On September 9, Next Montreal's Ben Yoskovitz released an interview with Andrea Prupas and writes an article titled Assistive Technology Helps Kids with Learning Disabilities. In it, he says that prior to meeting Prupas, he had no idea what assistive technology was. According to Prupas, "assistive technology is a broad term for any device that helps an individual bypass the challenges associated with their disability." He learned that popular devices such as iPads and similar touchscreen handheld devices could be used to help children with learning disabilities.
Prupas has her own site and company, inov8 Educational Consulting, with a mission statement that states, "We offer the most current and effective educational solutions in order to provide our clients with the tools that they need to be successful learners in school, and beyond." In other words, her company provides special needs students with assistive technology in order to help them succeed in school. According to her company, assistive technology can be divided into two categories: "learning and educational aids," which "are specifically designed to help an individual actively engage in the learning process and overcome academic difficulties," and "augmentative communication aids," which "are technologies that provide individuals with an alternative method of understanding or communicating language."

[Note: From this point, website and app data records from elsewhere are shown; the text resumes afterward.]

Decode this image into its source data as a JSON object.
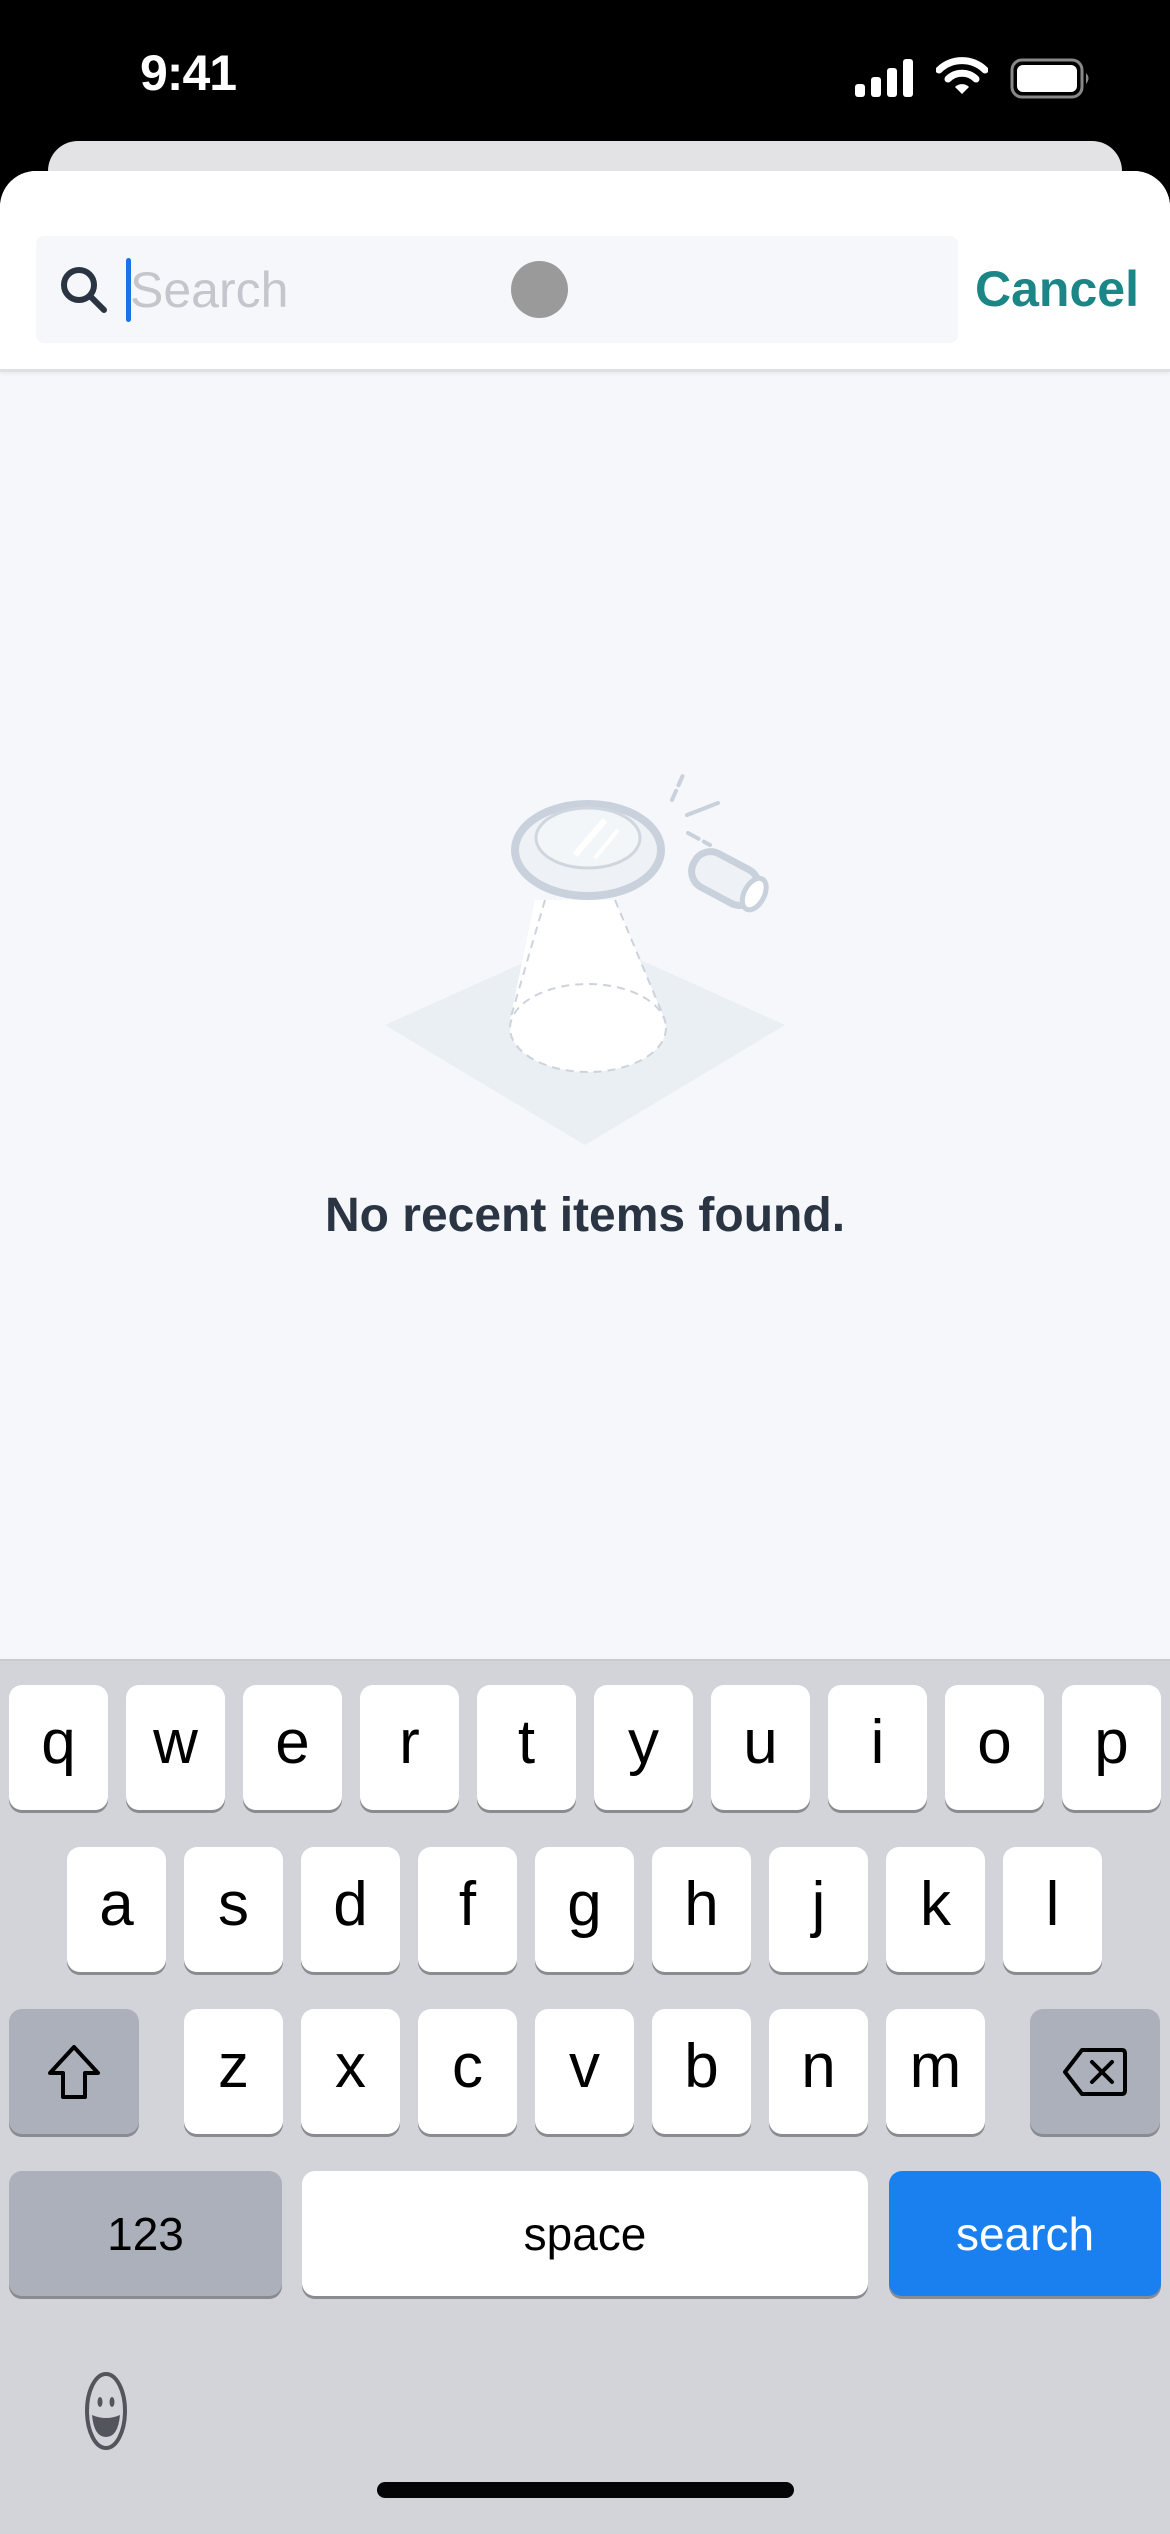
{
  "status_bar": {
    "time": "9:41",
    "icons": [
      "cellular-signal-icon",
      "wifi-icon",
      "battery-icon"
    ]
  },
  "search": {
    "placeholder": "Search",
    "value": "",
    "icon": "search-icon",
    "cancel_label": "Cancel"
  },
  "empty_state": {
    "illustration": "magnifying-glass-spotlight-icon",
    "message": "No recent items found."
  },
  "keyboard": {
    "row1": [
      "q",
      "w",
      "e",
      "r",
      "t",
      "y",
      "u",
      "i",
      "o",
      "p"
    ],
    "row2": [
      "a",
      "s",
      "d",
      "f",
      "g",
      "h",
      "j",
      "k",
      "l"
    ],
    "row3": [
      "z",
      "x",
      "c",
      "v",
      "b",
      "n",
      "m"
    ],
    "shift_icon": "shift-icon",
    "delete_icon": "delete-backspace-icon",
    "numbers_label": "123",
    "space_label": "space",
    "return_label": "search",
    "emoji_icon": "emoji-icon"
  },
  "colors": {
    "accent": "#1c8585",
    "keyboard_return": "#1a80f0",
    "caret": "#1a73e8",
    "text_primary": "#2b3443"
  }
}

I found this interview incredibly interesting, especially because I've heard plenty of information about assistive technology, but have never heard it separated into separate categories. I always defined assistive technology as a combination of Prupas' "learning and educational aids" and "augmentative communication aids" categories, and never thought about dividing them to help those who don't know what it is further understand. Assistive technology is incredibly crucial to special needs students because of its ability to help further their education and provide additional learning with resources that wouldn't typically be readily available to them.